Human progress is built on the principle of doing more with less.
In the beginning of time, humanity spent the bulk of their days hunting for food.
Then someone discovered that they could eat plants.
People started farms and were able to spend less time pursuing food to eat.
Then people created machines to do much of the manual labor that farmers had been doing for centuries.
Advances in farming continued with irrigation, fertilization, and even using satellite technology.
People used to travel only by foot.
Then they domesticated animals and used the animals for transportation.
Then people put motors in their wagons and ditched the animals.
Then in 1903, Orville & Wilbur Wright proved that man could fly powered by a motor with their 12-second flight of 112 feet.
A modern Boeing 737 has a bigger wingspan at 117 feet than Orville’s first flight.
The first flight was short, but it proved a point.
Everything starts small before it becomes grand.
Advances in human-powered flight progressed at such a rapid pace that in less than 66 years, Neal Armstrong and Buzz Aldrin walked around on the lunar surface.
Throughout our history, humanity has continually progressed by doing more with less.
Think about how much effort is needed to prepare a meal today.
Yesterday I was running short of time, so I went to a fast-food restaurant and received my meal in two minutes.
Just think how much time it would have taken to get a meal prepared 200 years ago.
The key to progress in our lives to master the skill of doing more with less.
A year ago, I started a new sales process.
The first step was to define the specific actions I would take each time I got a lead.
At that time, I had seven different actions I would take with each new lead.
With my defined specific actions in place, I started my sales process.
At first, I stumbled along my process.
I realized that the process I had established was too clumsy to execute.
Additionally, I wasn’t keeping track of my activities with each new lead.
Consequently, I didn’t complete all the sales activities with my leads.
I’m sure I left a lot of money on the table because I didn’t do the work to educate and sell the lead on why working with me would help their businesses become more profitable.
I then started using sales software to track my leads and help me keep track of the work I needed to perform to take my leads through the sales process.
When I first started using the sales software, I found I was spending about ten minutes to set up each lead.
Then I started using the automation feature of the sales software, and I was able to reduce my setup time for each new lead to one minute.
By using the automation of the sales software, I was able to gain back 9 minutes for each new lead.
I was able to do more with less effort and time.
Doing more with less is the key to our progression.
Instead of thinking addition, we should be thinking multiplication.
Instead of thinking about doing more things, we should be thinking about doing fewer things.

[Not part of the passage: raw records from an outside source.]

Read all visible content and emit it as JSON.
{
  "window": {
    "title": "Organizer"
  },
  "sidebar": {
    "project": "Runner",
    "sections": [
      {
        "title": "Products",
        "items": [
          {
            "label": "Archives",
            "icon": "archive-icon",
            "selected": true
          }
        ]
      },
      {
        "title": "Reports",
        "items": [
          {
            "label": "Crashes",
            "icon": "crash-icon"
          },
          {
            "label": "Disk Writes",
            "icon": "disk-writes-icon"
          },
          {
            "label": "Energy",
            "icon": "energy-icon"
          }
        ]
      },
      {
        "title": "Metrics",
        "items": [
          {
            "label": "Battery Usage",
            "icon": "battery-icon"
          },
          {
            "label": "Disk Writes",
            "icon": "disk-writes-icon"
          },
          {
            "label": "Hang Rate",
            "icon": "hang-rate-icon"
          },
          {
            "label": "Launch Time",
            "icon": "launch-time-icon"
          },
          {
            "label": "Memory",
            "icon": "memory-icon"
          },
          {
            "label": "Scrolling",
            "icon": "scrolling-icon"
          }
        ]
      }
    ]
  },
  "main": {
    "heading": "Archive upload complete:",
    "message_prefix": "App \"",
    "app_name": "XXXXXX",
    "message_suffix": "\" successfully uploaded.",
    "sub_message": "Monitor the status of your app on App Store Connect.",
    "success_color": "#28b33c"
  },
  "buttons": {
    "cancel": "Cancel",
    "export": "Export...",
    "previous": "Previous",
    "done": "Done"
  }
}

About 100 years ago, Vilfredo Pareto conducted a study where he learned that in 20% of the Italian population owned 80% of Italy’s land.
This one concept became known as the Pareto principle or the 80/20 rule.
The 80/20 rule states that, in general 20% creates 80%.
The 80/20 rule is perhaps one of the most important concepts to understand in mastering the skill of doing more with less.
Here is how we can see the 80/20 rule play out in business.
20% of our work will produce 80% of our revenue.
I’ve seen this play out many times where the most valuable use of my time is spent in sales in marketing.
Sales and marketing are the first steps in business.
Without sales and marketing, my business cannot gain customers.
Without customers, my business will not earn money.
While I logically recognize that sales and marketing are the most valuable use of my time, much of my career was time was not spent in performing sales and marketing activities.
I allowed myself to get caught up in doing things that were not as important for my business.
The decision to perform nonrevenue generating activities wasn’t logical.
The decision was based on me having a skewed view of my priorities.
I allowed myself to let the unimportant become important.
It doesn’t make logical sense, but my actions showed what my true priorities were.
To combat the unimportant from creeping into my life, I have had to say no to the unimportant.
By saying no to the unimportant, I free up time for the important.
Why am I letting myself do unimportant things?
Because I’m human and I live a human life.
My calendar is my best tool to focus my efforts and time on doing the important things.
I schedule time each day to spend time doing my most important activities.
The first activity I perform each day is writing.
When I started writing earlier this year, I didn’t have a specific time each day allocated to writing.
Many times, earlier this year, I would lie down for bed and realize I hadn’t done my writing.
Then I the first hour and a half in my day as writing time.
Now I’ve established the habit of writing first thing each day.
By establishing time each day for my most important activities, I’m allocating time for my most important activities.
This then reduces the available time I have for the rest of the activities in my day.
With less time available, I have a scarcity of time and it becomes even more critical that I spend the remaining time on the next most important activities.
When I have a day where I accomplish one important thing, I am much more productive than a day where I accomplish ten unimportant things.
The key to accomplishing more is to do less.